With the passing of time, Ananke refines her theory. She builds upon her sister’s She-in-thirds. And she shares it with Persephone when the tale is fully crafted. Along with the twelve divine ones, a thirteenth one will join them to pass the song along. A symbolic number of sacrifices will be necessary to feed She-in-Thirds and allow the storyteller to cross into the next generation. However, Persephone is not keen on the idea. She sees the song of divinity as a death trap for all who sing and believe it. Furthermore, she realizes they would need to sacrifice some of their friends for Ananke’s tale to come true.
Ananke told this to Persephone as a musing only. A theoretical way to transcend death and live across the generations. But we know better. Fast forward a few years more, and kinslayer Ananke meets the first Minerva. Together they set out to execute a scheme that would last years, and years, and years…
It’s back to the present day now.
The retelling of the first story drove Minerva and Laura to tears. For the latter, this is a confirmation of something she had suspected already. Ascension was only a shortcut. The gift was already theirs. Becoming a god was a lie these twelve already believed about themselves. Regardless of want, they all believed it nonetheless—that they were Gods beneath the mundaneness of being human. And so it begins, the individual epiphany to each of the Gods still present. The panel structuring for this sequence is worth talking about. We get one panel with the inner thoughts of each one, their reasoning to believe. The next panel shows divinity leaving them like dust in the wind.
This is a chiefly bittersweet moment of self-assertion and humility under the words “I am not a God.” Not gonna post those screencaps here, but these in particular are worth reading. They neatly condense each character’s arc and inner workings, some to more hopeful and encouraging effect than others. But all in all, it’s a very sobering read, and I strongly recommend keeping some to heart.
It goes as this. Urdr returns to Cass. Tara returns to Aruna (Oh my God, what is gonna happen to her since she’s just a head now?). Dionysus returns to Umar. Inanna returns to Zahid. Mimir returns to Jon. Baal returns to Valentine.
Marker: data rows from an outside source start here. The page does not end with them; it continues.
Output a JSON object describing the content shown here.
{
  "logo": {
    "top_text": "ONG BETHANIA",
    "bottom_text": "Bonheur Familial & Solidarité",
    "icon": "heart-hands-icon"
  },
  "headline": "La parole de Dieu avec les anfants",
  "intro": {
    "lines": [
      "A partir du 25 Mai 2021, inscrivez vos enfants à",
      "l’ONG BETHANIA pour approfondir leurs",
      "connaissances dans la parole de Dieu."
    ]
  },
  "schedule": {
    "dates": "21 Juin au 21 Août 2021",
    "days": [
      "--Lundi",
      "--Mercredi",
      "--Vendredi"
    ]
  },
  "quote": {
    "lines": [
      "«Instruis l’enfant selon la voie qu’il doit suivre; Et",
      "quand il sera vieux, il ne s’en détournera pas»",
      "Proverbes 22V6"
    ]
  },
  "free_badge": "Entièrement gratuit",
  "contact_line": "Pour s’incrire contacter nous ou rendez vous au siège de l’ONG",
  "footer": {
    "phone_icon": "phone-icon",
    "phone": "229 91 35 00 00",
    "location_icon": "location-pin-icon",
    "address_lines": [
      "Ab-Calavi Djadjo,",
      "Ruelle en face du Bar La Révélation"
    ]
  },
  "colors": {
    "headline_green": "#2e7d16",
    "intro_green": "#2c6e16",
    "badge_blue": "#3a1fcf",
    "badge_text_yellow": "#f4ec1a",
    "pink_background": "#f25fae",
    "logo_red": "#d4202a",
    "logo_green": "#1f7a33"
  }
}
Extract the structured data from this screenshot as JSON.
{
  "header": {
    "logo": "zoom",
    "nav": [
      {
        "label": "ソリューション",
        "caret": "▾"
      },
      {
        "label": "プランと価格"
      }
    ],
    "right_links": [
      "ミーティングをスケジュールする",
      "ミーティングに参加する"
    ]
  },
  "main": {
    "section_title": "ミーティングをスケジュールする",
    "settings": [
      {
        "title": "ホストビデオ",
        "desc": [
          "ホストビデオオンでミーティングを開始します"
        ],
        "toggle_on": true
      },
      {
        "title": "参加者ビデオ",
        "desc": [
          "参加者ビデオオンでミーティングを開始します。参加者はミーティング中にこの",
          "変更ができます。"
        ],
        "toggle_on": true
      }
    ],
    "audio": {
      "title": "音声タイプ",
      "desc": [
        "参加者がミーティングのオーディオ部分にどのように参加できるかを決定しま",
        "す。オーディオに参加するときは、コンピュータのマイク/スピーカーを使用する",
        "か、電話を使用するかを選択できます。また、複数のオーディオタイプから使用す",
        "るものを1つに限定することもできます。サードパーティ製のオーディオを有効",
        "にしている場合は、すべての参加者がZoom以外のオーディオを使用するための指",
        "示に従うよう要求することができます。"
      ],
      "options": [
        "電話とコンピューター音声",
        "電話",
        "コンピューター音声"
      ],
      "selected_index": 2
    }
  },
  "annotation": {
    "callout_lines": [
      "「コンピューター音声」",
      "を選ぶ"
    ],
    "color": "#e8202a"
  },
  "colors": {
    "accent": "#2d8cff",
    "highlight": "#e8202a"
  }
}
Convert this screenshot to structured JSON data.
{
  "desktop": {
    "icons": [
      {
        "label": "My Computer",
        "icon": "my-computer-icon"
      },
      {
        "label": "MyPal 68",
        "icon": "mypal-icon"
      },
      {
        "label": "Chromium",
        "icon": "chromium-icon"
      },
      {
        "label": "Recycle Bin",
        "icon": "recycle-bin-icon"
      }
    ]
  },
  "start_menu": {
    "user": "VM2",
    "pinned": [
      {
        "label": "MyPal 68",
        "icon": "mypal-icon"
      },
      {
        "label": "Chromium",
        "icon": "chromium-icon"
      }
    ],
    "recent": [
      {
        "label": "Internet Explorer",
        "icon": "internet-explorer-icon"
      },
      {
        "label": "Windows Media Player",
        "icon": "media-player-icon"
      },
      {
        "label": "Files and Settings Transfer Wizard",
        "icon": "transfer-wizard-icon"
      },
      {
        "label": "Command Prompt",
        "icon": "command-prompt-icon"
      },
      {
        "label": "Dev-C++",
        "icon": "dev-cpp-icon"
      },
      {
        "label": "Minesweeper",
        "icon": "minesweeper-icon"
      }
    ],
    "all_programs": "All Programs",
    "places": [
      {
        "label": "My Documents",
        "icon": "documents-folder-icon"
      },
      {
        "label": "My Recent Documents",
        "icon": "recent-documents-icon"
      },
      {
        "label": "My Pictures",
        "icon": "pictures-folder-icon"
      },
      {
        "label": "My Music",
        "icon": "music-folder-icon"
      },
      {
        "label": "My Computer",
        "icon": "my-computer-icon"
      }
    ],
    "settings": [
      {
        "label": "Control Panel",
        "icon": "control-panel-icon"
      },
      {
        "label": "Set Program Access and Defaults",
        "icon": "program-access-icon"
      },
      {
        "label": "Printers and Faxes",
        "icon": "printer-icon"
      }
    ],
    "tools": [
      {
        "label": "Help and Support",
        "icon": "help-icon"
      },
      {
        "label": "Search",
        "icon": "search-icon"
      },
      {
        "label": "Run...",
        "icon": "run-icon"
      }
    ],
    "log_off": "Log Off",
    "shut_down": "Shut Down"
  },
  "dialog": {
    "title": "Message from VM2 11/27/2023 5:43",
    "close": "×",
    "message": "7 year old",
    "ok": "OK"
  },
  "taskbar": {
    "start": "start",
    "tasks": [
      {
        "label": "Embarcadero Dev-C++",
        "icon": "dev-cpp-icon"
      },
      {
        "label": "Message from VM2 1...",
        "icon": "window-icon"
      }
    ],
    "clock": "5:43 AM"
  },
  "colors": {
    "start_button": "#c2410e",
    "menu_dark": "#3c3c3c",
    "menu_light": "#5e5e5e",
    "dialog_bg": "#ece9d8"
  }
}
As Ananke and Minerva’s scheme unravels, the Maiden senses something is wrong. She suspects that the first Persephone played a trick in the weaving of the song, which is true. A trick that made it so her defeat had always been basically a guarantee. However, you’ll notice that one name is missing from that release of divinity. Of course, we’re talking about Lucifer, who subverts the “I am not a God” with a nonchalant acknowledgement. She is indeed not a God. She is Lucifer, and she means to keep her powers.
Unlike a certain someone who’s making a few headlines in the zeitgeist lately, this twist is not a gratuitous one. From day one, we knew the kind of person Eleanor Rigby was. That was what made the Lucifer persona so fitting. We loved her then because she was Laura’s buddy. We also loved her recently cause she came back with a nice redesign. But now, in this moment, can any of us actually say this is out of character? The writing was on the wall, my lovelies.
Let’s see how this wraps up next issue!